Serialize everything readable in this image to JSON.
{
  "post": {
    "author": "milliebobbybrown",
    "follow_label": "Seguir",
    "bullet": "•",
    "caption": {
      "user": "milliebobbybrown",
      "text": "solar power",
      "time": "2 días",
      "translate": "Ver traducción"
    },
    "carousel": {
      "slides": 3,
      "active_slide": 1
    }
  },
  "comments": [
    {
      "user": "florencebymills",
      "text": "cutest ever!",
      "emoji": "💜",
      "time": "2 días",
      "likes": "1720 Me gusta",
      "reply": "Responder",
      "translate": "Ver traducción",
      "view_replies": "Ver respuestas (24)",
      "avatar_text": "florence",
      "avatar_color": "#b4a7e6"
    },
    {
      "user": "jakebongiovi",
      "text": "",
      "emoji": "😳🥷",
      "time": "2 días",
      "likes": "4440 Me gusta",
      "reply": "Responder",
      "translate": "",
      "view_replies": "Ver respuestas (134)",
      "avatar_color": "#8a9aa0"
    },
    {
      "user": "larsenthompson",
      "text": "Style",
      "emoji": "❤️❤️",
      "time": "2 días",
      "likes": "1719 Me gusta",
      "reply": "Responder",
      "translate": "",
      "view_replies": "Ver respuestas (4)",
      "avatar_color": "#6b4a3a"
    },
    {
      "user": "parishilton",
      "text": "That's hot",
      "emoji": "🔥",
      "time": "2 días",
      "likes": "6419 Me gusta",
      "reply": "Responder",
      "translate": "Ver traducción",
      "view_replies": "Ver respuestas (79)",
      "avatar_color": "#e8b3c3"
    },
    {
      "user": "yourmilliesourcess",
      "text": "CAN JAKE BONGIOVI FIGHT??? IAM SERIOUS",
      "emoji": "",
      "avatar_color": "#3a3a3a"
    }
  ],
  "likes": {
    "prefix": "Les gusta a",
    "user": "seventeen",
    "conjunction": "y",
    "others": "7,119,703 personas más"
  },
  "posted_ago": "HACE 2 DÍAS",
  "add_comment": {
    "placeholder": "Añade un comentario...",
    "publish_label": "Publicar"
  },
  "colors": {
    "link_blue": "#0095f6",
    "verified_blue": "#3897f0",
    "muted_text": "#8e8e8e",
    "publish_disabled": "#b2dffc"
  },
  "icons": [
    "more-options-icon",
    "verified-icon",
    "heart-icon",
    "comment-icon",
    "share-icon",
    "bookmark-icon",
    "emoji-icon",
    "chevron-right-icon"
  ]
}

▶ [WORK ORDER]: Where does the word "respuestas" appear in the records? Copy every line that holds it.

▶ [RESPONSE]:
      "view_replies": "Ver respuestas (24)",
      "view_replies": "Ver respuestas (134)",
      "view_replies": "Ver respuestas (4)",
      "view_replies": "Ver respuestas (79)",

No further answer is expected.